**MATERIALS PROVIDED**.
=== Section Start ===

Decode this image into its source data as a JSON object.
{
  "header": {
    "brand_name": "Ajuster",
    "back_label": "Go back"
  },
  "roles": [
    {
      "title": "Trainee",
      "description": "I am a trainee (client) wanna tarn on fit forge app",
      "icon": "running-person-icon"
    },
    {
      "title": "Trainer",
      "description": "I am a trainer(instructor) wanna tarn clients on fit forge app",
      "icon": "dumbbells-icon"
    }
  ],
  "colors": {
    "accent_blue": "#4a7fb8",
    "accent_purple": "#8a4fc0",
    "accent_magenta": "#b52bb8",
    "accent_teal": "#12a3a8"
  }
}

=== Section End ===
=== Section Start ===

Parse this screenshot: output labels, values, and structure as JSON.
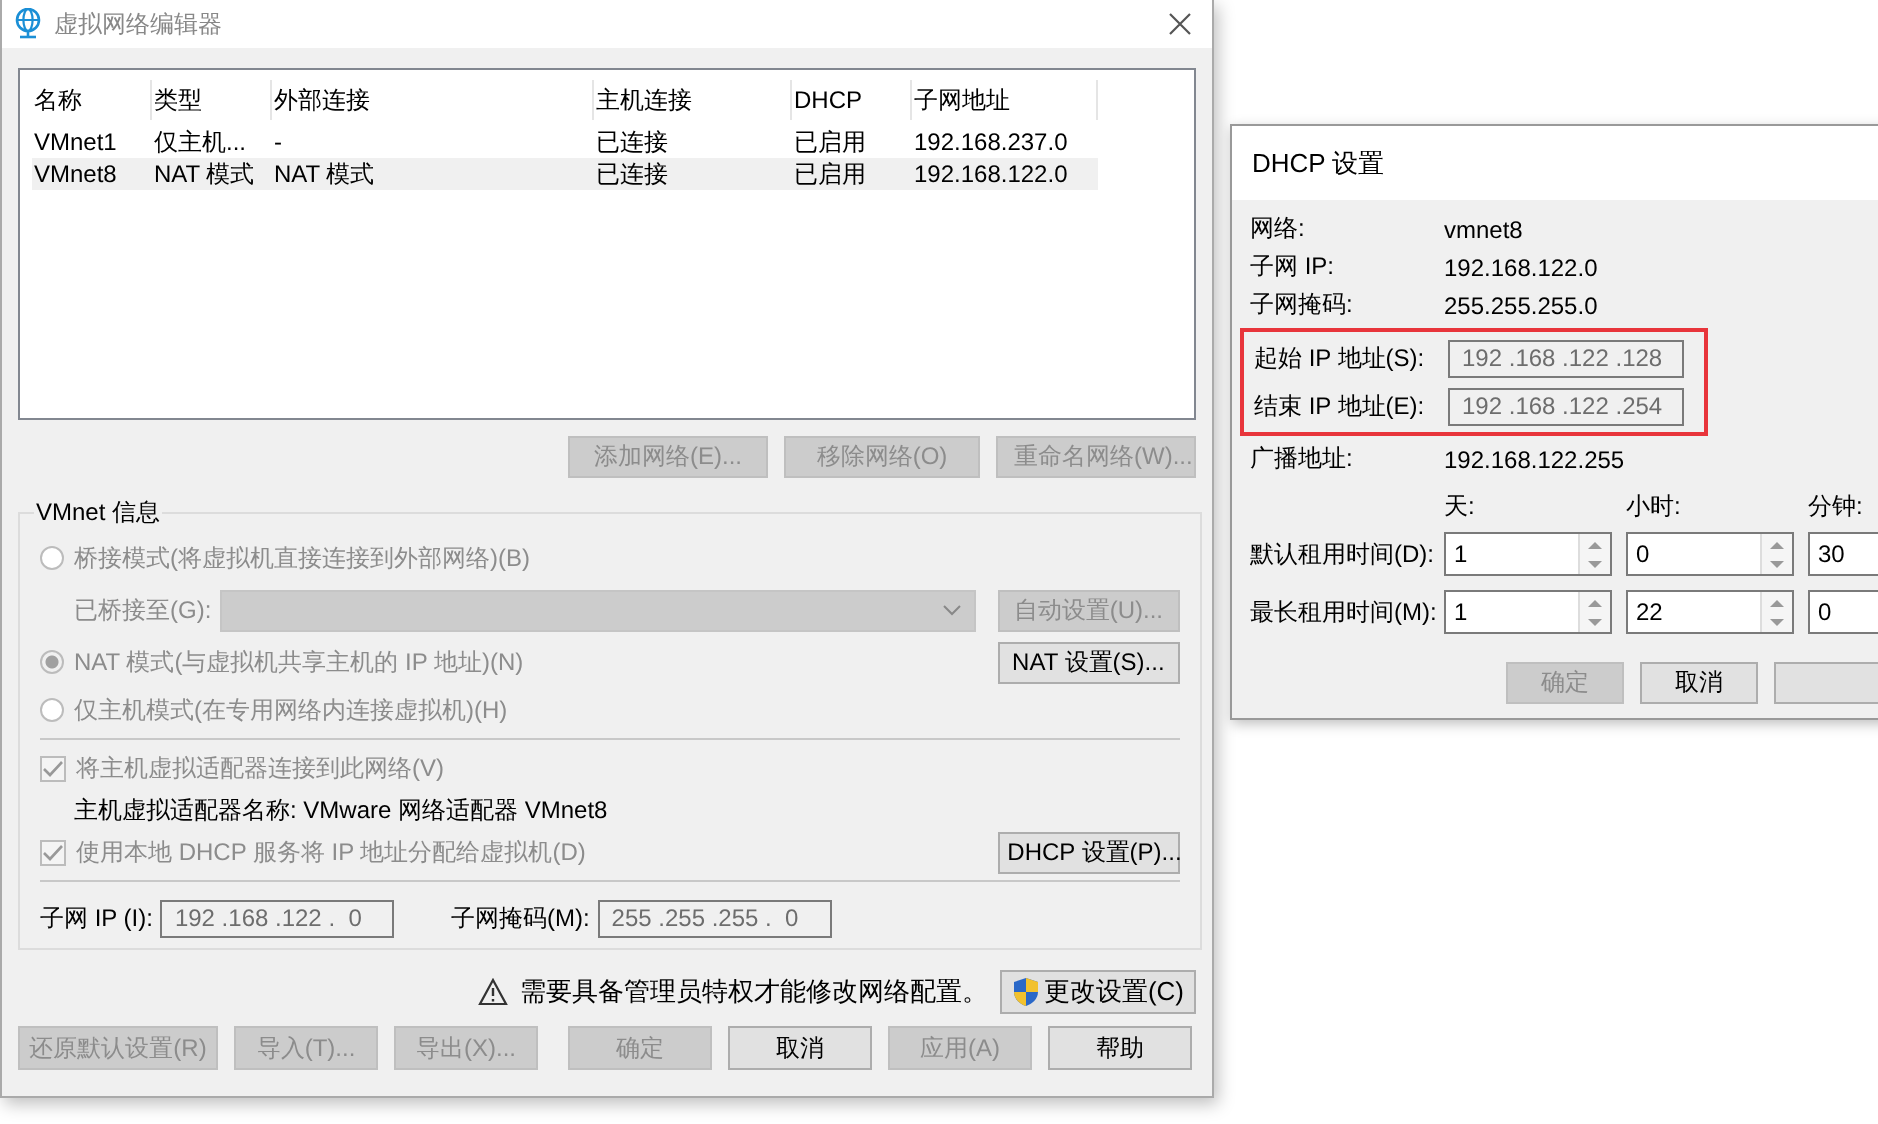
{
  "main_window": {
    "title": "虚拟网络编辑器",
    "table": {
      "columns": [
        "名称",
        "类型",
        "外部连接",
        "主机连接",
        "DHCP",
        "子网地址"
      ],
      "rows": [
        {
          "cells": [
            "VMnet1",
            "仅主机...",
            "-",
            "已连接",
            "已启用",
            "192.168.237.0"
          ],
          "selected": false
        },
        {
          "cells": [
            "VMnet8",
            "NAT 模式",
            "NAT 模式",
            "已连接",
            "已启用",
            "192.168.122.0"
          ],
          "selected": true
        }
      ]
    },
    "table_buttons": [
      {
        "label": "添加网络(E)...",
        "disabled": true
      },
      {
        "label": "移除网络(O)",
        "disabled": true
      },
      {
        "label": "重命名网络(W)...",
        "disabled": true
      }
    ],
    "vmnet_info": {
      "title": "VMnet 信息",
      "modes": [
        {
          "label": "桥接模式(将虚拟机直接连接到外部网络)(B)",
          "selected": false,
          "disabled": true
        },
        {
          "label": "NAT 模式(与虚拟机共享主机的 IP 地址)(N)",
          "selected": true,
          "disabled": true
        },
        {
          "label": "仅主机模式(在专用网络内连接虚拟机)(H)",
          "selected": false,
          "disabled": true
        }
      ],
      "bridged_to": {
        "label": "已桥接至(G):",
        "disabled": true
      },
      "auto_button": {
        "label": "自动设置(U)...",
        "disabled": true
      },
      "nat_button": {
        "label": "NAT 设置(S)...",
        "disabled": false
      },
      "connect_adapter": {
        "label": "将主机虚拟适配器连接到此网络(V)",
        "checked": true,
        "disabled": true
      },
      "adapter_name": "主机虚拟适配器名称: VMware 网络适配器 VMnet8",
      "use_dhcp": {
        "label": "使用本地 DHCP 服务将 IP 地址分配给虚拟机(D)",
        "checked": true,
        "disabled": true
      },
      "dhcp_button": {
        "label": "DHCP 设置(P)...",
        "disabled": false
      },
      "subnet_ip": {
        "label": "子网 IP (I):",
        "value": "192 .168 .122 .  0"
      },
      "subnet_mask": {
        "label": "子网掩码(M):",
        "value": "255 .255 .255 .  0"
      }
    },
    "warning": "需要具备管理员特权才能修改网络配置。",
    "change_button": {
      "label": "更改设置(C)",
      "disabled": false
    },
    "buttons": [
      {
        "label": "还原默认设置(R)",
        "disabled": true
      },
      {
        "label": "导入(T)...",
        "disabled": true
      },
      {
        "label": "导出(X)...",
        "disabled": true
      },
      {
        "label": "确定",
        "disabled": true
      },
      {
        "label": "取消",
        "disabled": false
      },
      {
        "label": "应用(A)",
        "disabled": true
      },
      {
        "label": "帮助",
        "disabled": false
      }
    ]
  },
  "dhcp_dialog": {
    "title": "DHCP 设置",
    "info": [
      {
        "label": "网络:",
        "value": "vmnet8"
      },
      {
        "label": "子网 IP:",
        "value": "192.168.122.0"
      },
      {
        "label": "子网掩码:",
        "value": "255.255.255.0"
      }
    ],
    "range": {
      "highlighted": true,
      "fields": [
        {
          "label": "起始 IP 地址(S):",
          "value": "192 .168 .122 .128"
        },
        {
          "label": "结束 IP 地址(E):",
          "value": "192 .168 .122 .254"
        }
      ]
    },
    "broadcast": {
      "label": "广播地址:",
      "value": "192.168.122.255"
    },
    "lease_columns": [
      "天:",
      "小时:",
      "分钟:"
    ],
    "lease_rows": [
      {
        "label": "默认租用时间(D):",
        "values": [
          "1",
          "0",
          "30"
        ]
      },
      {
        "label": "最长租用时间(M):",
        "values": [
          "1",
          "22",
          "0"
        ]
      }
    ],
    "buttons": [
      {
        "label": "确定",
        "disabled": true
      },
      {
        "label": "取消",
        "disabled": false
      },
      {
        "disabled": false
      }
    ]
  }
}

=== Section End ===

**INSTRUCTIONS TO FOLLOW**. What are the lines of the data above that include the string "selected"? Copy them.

**TASK SOLUTION**.
          "selected": false
          "selected": true
          "selected": false,
          "selected": true,
          "selected": false,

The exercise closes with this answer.